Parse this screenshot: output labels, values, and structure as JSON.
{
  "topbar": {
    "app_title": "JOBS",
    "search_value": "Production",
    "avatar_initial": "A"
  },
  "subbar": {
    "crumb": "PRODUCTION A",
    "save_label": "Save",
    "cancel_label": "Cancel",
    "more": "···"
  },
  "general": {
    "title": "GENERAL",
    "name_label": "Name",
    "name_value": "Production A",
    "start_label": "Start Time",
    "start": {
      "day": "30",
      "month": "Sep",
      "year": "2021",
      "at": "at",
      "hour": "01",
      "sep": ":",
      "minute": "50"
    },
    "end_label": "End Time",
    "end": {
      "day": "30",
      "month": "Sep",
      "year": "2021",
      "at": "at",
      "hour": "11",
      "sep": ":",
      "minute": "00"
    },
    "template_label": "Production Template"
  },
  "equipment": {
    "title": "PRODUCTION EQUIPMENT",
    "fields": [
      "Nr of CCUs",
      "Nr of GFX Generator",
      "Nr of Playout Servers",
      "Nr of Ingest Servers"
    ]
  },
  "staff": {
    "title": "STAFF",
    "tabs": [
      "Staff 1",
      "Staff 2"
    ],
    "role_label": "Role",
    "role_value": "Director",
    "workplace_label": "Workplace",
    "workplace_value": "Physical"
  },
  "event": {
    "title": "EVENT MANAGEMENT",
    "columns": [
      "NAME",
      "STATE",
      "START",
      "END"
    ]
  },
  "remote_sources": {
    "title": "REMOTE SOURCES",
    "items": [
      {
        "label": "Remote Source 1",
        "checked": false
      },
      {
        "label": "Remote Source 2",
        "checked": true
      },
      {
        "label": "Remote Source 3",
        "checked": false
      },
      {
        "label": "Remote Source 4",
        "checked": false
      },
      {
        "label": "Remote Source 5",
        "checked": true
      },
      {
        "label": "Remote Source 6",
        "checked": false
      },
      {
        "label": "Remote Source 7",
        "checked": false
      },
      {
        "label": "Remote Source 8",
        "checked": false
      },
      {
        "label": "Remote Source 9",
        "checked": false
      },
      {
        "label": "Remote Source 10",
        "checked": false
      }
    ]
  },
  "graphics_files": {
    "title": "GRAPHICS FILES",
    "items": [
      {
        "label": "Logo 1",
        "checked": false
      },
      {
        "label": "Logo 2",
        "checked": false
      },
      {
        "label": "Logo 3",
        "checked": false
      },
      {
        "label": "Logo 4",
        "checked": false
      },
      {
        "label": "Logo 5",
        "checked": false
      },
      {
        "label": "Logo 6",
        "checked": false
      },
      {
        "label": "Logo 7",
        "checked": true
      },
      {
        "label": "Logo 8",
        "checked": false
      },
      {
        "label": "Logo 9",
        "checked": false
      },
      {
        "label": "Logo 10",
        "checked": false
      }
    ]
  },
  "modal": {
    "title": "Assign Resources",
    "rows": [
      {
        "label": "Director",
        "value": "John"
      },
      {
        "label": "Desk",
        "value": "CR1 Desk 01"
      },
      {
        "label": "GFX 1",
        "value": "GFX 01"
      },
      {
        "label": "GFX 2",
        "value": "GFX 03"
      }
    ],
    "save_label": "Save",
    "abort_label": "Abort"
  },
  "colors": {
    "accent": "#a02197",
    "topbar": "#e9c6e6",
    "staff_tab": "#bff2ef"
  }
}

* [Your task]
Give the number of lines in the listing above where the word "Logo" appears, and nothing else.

* [Response for this exercise]
10